══ Data for review ══

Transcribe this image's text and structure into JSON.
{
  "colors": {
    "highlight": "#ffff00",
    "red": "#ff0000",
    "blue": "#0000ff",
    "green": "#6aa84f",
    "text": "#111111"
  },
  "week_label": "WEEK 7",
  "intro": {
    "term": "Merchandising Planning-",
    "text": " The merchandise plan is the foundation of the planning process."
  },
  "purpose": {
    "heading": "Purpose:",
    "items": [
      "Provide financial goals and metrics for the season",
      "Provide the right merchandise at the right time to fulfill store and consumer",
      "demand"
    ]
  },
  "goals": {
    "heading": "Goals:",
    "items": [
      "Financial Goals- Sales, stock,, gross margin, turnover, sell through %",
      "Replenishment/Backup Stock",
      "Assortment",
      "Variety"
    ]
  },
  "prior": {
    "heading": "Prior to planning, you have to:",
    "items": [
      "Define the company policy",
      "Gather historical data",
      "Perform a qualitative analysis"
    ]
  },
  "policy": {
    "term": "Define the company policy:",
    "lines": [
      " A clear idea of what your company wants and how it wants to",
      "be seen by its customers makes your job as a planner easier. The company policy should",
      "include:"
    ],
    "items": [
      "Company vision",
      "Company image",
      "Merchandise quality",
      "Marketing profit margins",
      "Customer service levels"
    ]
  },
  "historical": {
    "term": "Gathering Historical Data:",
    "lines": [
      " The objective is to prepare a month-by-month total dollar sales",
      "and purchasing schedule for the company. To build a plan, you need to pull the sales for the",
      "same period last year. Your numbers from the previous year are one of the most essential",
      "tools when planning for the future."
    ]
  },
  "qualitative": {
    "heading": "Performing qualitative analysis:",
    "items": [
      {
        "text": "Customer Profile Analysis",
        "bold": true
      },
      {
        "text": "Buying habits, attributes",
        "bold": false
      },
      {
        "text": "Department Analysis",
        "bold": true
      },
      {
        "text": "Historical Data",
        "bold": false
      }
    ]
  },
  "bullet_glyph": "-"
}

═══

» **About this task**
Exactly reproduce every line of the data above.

» **Response box**
Transcribe this image's text and structure into JSON.
{
  "colors": {
    "highlight": "#ffff00",
    "red": "#ff0000",
    "blue": "#0000ff",
    "green": "#6aa84f",
    "text": "#111111"
  },
  "week_label": "WEEK 7",
  "intro": {
    "term": "Merchandising Planning-",
    "text": " The merchandise plan is the foundation of the planning process."
  },
  "purpose": {
    "heading": "Purpose:",
    "items": [
      "Provide financial goals and metrics for the season",
      "Provide the right merchandise at the right time to fulfill store and consumer",
      "demand"
    ]
  },
  "goals": {
    "heading": "Goals:",
    "items": [
      "Financial Goals- Sales, stock,, gross margin, turnover, sell through %",
      "Replenishment/Backup Stock",
      "Assortment",
      "Variety"
    ]
  },
  "prior": {
    "heading": "Prior to planning, you have to:",
    "items": [
      "Define the company policy",
      "Gather historical data",
      "Perform a qualitative analysis"
    ]
  },
  "policy": {
    "term": "Define the company policy:",
    "lines": [
      " A clear idea of what your company wants and how it wants to",
      "be seen by its customers makes your job as a planner easier. The company policy should",
      "include:"
    ],
    "items": [
      "Company vision",
      "Company image",
      "Merchandise quality",
      "Marketing profit margins",
      "Customer service levels"
    ]
  },
  "historical": {
    "term": "Gathering Historical Data:",
    "lines": [
      " The objective is to prepare a month-by-month total dollar sales",
      "and purchasing schedule for the company. To build a plan, you need to pull the sales for the",
      "same period last year. Your numbers from the previous year are one of the most essential",
      "tools when planning for the future."
    ]
  },
  "qualitative": {
    "heading": "Performing qualitative analysis:",
    "items": [
      {
        "text": "Customer Profile Analysis",
        "bold": true
      },
      {
        "text": "Buying habits, attributes",
        "bold": false
      },
      {
        "text": "Department Analysis",
        "bold": true
      },
      {
        "text": "Historical Data",
        "bold": false
      }
    ]
  },
  "bullet_glyph": "-"
}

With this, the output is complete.